Use more spices
As people age, their sense of taste and smell may slowly decline. Using more spices not only helps add some flavor to seemingly bland food, but it also assists with digestion and provides additional nutritional value to the meal. Try a standard chicken dish with chipotle seasoning to jazz up its taste and clear your sinuses while getting a good amount of much-needed protein.
Increase your protein intake
Speaking of protein, it’s important for seniors to up their intake as they grow older. The decrease in stomach acid that’s typically seen throughout the aging process is one of the major reasons why protein becomes more important as you age. The body needs protein to generate acid for digestion. Foods like chicken, fish, nuts and legumes are great choices for a well-balanced diet.
Choose foods that help with digestion
The decline of stomach acid production makes digestion more challenging for seniors. In addition to adding more spice to your meal, opt for foods that are known to aid digestion and settle upset stomachs. We recommend sauerkraut, vinegar and coffee. For additional stomach relief, add ginger to your meal or sip on ginger tea.
It’s never too late to kick a bad habit. Not only is smoking harmful to your physical health, but it also further curbs your appetite and dulls your sense of taste, which can exacerbate existing medical conditions and reduce your enjoyment of food.For more tips on healthy aging, contact your local advisor!

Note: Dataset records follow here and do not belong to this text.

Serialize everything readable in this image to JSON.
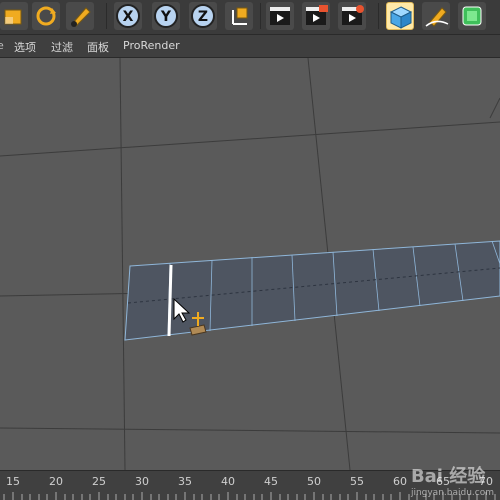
{
  "toolbar": {
    "buttons": [
      {
        "icon": "scale-icon"
      },
      {
        "icon": "rotate-icon"
      },
      {
        "icon": "live-selection-icon"
      },
      {
        "icon": "x-axis-lock-icon",
        "label": "X"
      },
      {
        "icon": "y-axis-lock-icon",
        "label": "Y"
      },
      {
        "icon": "z-axis-lock-icon",
        "label": "Z"
      },
      {
        "icon": "coordinate-system-icon"
      },
      {
        "icon": "render-view-icon"
      },
      {
        "icon": "render-to-picture-viewer-icon"
      },
      {
        "icon": "render-settings-icon"
      },
      {
        "icon": "cube-icon"
      },
      {
        "icon": "pen-spline-icon"
      },
      {
        "icon": "subdivision-surface-icon"
      }
    ]
  },
  "menu": {
    "items": [
      "选项",
      "过滤",
      "面板",
      "ProRender"
    ]
  },
  "timeline": {
    "ticks": [
      "15",
      "20",
      "25",
      "30",
      "35",
      "40",
      "45",
      "50",
      "55",
      "60",
      "65",
      "70"
    ]
  },
  "watermark": {
    "brand": "Bai 经验",
    "url": "jingyan.baidu.com"
  },
  "colors": {
    "viewport_bg": "#5a5a5a",
    "plane_fill": "#4e5561",
    "plane_edge": "#8fb6d9",
    "selected_edge": "#ffffff",
    "axis_x": "#3a74c8",
    "axis_y": "#f0ab20",
    "axis_z": "#f03c8c"
  }
}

Families sometimes struggle with behaviors in seniors that make it difficult for them to live in any group situation – and even live with family. Sometimes difficult behavior connects to one form of dementia or another. With others, though, seniors experience psychiatric problems that are separate from the degenerative brain condition producing the dementia. Extreme anxiety and depression are two examples of these psychiatric problems that may or may not be associated with dementia. A full workup by a neurologist can sometimes help tease out the distinctions between the psych and the dementia, and sometimes one or another of the problems can be at least modestly helped by medication. Don’t assume that everything is related to dementia, old age, or some psychiatric condition. Let an experienced Assisted Living Locators advisor sort it out!